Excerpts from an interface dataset
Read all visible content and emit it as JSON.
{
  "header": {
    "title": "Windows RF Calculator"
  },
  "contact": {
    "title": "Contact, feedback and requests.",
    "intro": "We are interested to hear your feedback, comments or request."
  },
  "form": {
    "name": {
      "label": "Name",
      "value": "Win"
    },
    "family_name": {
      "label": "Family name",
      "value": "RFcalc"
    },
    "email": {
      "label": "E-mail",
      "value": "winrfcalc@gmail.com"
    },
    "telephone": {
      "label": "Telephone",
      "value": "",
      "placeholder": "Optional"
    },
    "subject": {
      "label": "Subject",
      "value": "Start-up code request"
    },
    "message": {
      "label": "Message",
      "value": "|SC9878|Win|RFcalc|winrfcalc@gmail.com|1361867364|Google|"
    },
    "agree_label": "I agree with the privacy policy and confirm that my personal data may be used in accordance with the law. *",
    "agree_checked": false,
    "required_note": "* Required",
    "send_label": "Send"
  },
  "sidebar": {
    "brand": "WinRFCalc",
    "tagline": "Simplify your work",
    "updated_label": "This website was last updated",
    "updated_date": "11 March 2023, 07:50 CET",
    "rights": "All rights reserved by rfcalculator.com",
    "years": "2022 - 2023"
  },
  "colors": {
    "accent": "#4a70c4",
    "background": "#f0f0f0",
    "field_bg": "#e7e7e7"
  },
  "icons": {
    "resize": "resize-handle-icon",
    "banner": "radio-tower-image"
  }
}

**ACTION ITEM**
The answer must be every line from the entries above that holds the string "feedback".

**FINAL ANSWER**
    "title": "Contact, feedback and requests.",
    "intro": "We are interested to hear your feedback, comments or request."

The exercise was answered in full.